• Prompt
If a line below contains "this", add it to your tally, then answer with the tally alone.

(Items from an interface collection)
════════════════

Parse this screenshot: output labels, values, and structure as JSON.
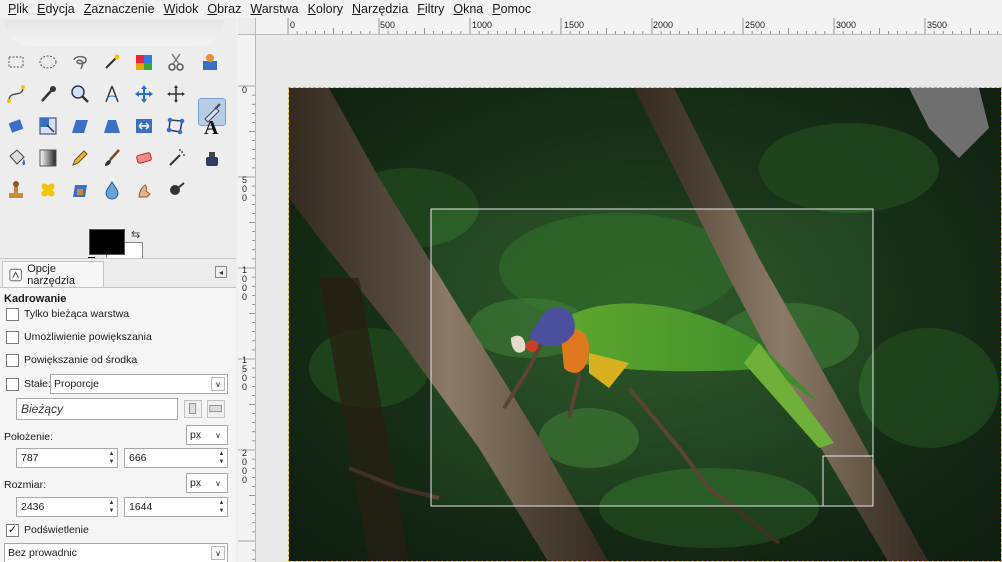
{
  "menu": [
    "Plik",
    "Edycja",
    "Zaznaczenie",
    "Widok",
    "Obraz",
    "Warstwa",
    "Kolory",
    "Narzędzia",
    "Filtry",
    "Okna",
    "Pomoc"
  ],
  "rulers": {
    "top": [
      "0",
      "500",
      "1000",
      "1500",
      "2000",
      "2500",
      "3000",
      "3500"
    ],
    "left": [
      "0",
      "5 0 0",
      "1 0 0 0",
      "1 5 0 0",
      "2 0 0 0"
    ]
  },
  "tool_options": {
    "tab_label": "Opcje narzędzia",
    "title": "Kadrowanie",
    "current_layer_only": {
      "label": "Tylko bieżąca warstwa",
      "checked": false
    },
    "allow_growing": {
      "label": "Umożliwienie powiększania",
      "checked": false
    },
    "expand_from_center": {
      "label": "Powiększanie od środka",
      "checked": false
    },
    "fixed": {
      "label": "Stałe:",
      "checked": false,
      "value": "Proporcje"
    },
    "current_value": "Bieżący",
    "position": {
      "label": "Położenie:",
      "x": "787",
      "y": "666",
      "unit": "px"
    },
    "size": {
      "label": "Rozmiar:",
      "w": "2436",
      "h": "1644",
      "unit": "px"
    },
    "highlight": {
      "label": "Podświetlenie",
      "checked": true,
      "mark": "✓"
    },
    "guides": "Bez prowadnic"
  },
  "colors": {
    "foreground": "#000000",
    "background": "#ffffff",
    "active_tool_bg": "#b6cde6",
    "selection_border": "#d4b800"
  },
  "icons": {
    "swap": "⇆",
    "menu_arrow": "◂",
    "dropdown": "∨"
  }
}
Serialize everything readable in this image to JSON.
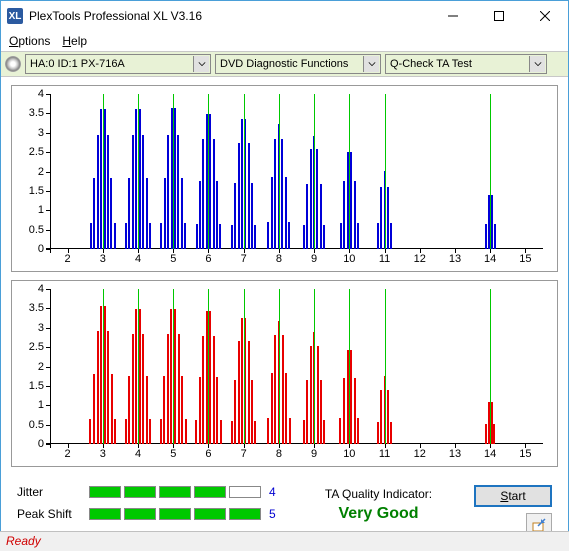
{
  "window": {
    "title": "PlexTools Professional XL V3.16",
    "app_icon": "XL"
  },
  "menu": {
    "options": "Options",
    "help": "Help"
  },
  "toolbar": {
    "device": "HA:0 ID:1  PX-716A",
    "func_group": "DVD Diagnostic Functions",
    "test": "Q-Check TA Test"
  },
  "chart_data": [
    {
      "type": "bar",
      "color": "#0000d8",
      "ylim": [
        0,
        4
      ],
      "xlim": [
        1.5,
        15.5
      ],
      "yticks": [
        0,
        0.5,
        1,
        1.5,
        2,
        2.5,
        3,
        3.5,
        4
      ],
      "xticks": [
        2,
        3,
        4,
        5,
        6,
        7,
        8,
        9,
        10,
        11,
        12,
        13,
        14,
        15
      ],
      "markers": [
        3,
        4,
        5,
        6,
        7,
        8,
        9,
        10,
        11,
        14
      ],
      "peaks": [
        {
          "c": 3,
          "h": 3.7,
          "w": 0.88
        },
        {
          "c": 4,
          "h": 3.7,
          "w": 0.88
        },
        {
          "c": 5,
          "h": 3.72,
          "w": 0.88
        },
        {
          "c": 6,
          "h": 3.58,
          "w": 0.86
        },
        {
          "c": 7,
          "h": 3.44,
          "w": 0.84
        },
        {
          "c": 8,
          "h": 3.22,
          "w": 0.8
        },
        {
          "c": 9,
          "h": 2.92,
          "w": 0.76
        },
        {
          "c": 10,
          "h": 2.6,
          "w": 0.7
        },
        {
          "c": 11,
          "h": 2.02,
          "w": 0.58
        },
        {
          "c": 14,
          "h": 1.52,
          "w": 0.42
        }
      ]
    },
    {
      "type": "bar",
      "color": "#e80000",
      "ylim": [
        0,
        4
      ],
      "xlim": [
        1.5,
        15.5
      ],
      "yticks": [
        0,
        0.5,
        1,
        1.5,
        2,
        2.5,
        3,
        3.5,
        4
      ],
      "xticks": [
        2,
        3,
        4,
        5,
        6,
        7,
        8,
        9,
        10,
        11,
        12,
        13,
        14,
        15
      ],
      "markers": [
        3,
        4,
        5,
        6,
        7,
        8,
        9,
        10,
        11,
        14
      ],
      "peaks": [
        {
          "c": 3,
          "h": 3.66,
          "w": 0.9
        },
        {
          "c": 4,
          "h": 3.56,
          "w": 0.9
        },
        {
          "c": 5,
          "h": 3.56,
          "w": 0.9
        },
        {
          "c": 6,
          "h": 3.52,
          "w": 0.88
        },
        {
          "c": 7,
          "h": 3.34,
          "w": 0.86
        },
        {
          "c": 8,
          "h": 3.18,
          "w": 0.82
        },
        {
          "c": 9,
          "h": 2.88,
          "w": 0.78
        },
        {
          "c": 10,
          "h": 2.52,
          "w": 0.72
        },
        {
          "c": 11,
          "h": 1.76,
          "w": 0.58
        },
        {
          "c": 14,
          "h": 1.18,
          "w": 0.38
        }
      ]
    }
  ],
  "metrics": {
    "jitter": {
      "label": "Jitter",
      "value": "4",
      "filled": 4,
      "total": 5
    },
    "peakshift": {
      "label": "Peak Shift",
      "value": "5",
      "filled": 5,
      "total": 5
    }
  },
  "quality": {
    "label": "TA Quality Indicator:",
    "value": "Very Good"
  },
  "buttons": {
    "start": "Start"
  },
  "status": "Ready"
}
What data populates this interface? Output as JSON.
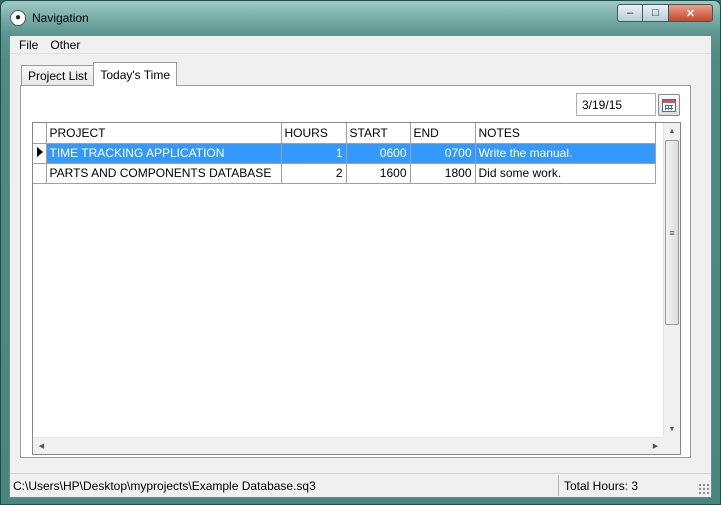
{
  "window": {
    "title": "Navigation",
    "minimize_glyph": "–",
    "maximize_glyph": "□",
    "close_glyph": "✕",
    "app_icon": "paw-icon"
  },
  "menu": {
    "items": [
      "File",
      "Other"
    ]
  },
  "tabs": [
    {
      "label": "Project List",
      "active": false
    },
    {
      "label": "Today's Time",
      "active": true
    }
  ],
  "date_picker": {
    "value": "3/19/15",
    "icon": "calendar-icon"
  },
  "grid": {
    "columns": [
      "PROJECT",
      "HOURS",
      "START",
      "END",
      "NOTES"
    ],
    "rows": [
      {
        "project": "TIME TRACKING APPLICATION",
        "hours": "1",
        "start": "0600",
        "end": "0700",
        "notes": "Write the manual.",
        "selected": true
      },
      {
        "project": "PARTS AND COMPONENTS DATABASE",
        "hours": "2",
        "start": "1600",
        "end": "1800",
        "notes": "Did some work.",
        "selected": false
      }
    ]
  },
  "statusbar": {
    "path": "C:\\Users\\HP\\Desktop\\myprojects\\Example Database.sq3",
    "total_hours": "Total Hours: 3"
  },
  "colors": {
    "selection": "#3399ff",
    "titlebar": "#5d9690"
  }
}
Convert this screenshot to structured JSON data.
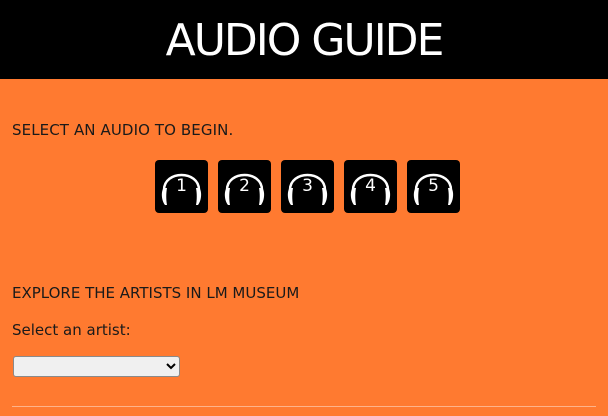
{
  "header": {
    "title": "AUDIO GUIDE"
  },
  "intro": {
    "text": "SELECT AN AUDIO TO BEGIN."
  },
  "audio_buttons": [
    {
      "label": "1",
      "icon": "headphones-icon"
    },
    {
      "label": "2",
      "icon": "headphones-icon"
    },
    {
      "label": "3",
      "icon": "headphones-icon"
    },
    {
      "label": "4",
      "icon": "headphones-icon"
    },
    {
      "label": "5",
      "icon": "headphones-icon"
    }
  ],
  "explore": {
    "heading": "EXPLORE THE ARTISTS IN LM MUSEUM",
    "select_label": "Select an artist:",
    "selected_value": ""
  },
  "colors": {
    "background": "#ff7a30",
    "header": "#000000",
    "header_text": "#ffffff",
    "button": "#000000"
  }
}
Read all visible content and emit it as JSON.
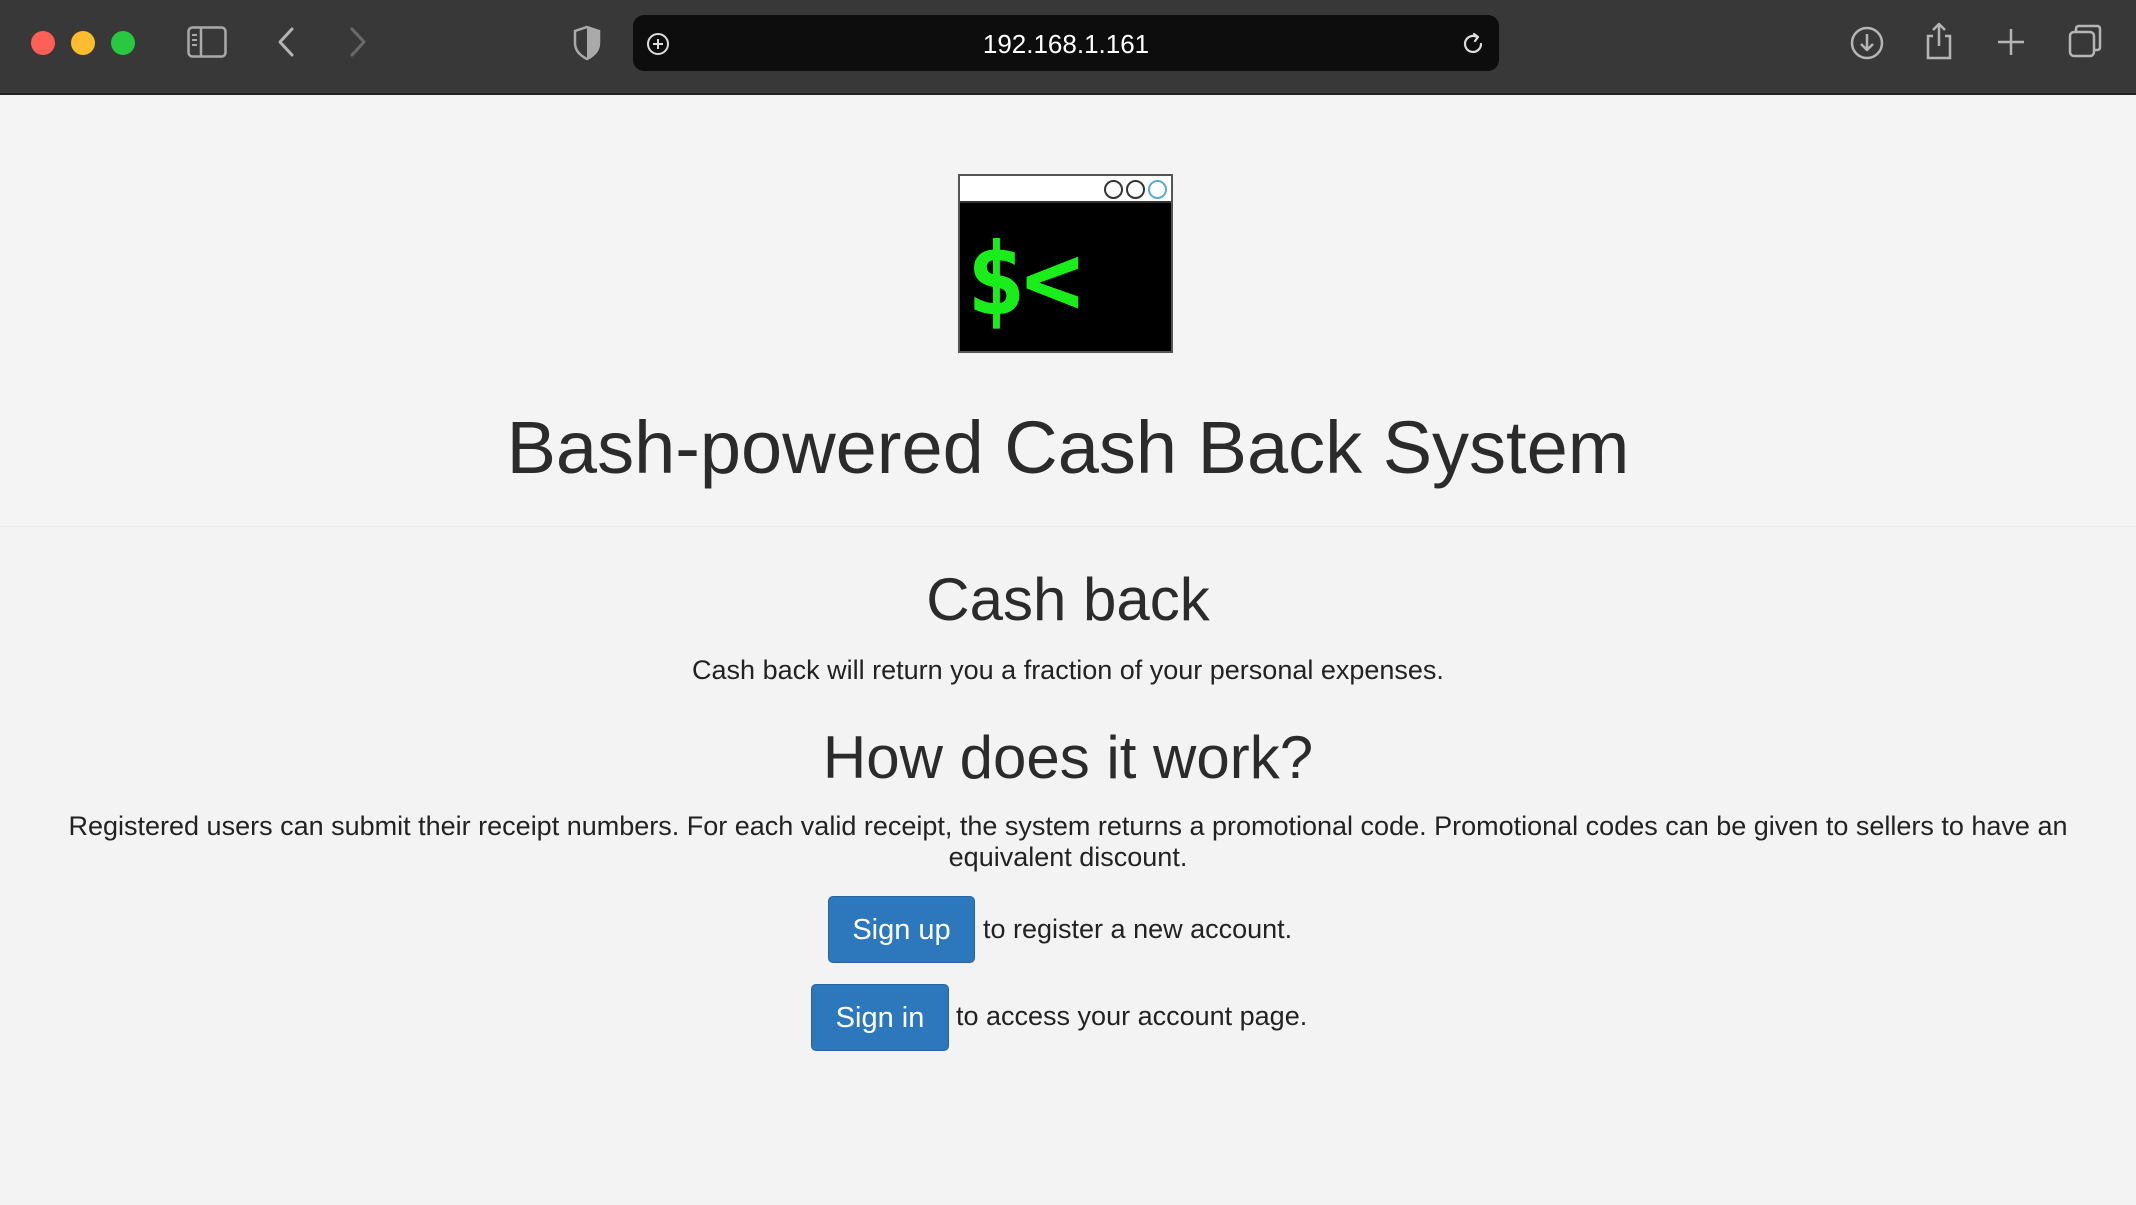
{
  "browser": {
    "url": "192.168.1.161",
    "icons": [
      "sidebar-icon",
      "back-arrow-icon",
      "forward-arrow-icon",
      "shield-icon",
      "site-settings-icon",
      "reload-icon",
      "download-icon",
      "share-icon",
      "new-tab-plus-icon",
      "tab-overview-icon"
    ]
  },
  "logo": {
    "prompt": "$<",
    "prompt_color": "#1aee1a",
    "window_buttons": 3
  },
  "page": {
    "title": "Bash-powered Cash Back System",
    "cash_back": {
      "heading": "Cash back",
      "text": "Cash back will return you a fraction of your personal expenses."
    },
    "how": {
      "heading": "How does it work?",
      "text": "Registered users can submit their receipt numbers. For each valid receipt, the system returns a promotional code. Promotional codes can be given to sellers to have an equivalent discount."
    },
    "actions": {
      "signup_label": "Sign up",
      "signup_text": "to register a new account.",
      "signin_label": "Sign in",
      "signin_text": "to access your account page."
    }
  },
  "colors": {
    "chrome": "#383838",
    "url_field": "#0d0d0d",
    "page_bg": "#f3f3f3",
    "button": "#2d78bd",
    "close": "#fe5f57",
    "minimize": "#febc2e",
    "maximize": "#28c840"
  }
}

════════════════

• Task result
4